- [YOUR OBJECTIVE]:
Would you write out the entries below word for word, omitting the pictures?

- [PROVIDED INFORMATION]:
┄┄┄┄┄┄┄┄┄┄┄┄┄┄┄┄┄┄┄┄

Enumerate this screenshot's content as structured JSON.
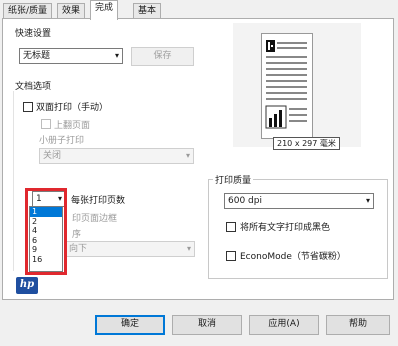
{
  "tabs": [
    {
      "label": "纸张/质量"
    },
    {
      "label": "效果"
    },
    {
      "label": "完成"
    },
    {
      "label": "基本"
    }
  ],
  "quick_settings": {
    "label": "快速设置",
    "selected": "无标题",
    "save_label": "保存"
  },
  "document_options": {
    "label": "文档选项",
    "duplex_label": "双面打印（手动）",
    "flip_up_label": "上翻页面",
    "booklet_label": "小册子打印",
    "booklet_value": "关闭",
    "pages_per_sheet_value": "1",
    "pages_per_sheet_label": "每张打印页数",
    "print_border_label": "印页面边框",
    "order_label": "序",
    "order_value": "向下",
    "pages_per_sheet_options": [
      "1",
      "2",
      "4",
      "6",
      "9",
      "16"
    ]
  },
  "preview": {
    "size_label": "210 x 297 毫米"
  },
  "print_quality": {
    "label": "打印质量",
    "value": "600 dpi",
    "black_text_label": "将所有文字打印成黑色",
    "economode_label": "EconoMode（节省碳粉）"
  },
  "logo_text": "hp",
  "buttons": {
    "ok": "确定",
    "cancel": "取消",
    "apply": "应用(A)",
    "help": "帮助"
  },
  "colors": {
    "highlight": "#e0282e",
    "selection": "#0078d7",
    "hp_blue": "#1f4fa0"
  }
}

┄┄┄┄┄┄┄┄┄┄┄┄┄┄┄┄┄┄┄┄

- [WRITTEN REPLY]:
Enumerate this screenshot's content as structured JSON.
{
  "tabs": [
    {
      "label": "纸张/质量"
    },
    {
      "label": "效果"
    },
    {
      "label": "完成"
    },
    {
      "label": "基本"
    }
  ],
  "quick_settings": {
    "label": "快速设置",
    "selected": "无标题",
    "save_label": "保存"
  },
  "document_options": {
    "label": "文档选项",
    "duplex_label": "双面打印（手动）",
    "flip_up_label": "上翻页面",
    "booklet_label": "小册子打印",
    "booklet_value": "关闭",
    "pages_per_sheet_value": "1",
    "pages_per_sheet_label": "每张打印页数",
    "print_border_label": "印页面边框",
    "order_label": "序",
    "order_value": "向下",
    "pages_per_sheet_options": [
      "1",
      "2",
      "4",
      "6",
      "9",
      "16"
    ]
  },
  "preview": {
    "size_label": "210 x 297 毫米"
  },
  "print_quality": {
    "label": "打印质量",
    "value": "600 dpi",
    "black_text_label": "将所有文字打印成黑色",
    "economode_label": "EconoMode（节省碳粉）"
  },
  "logo_text": "hp",
  "buttons": {
    "ok": "确定",
    "cancel": "取消",
    "apply": "应用(A)",
    "help": "帮助"
  },
  "colors": {
    "highlight": "#e0282e",
    "selection": "#0078d7",
    "hp_blue": "#1f4fa0"
  }
}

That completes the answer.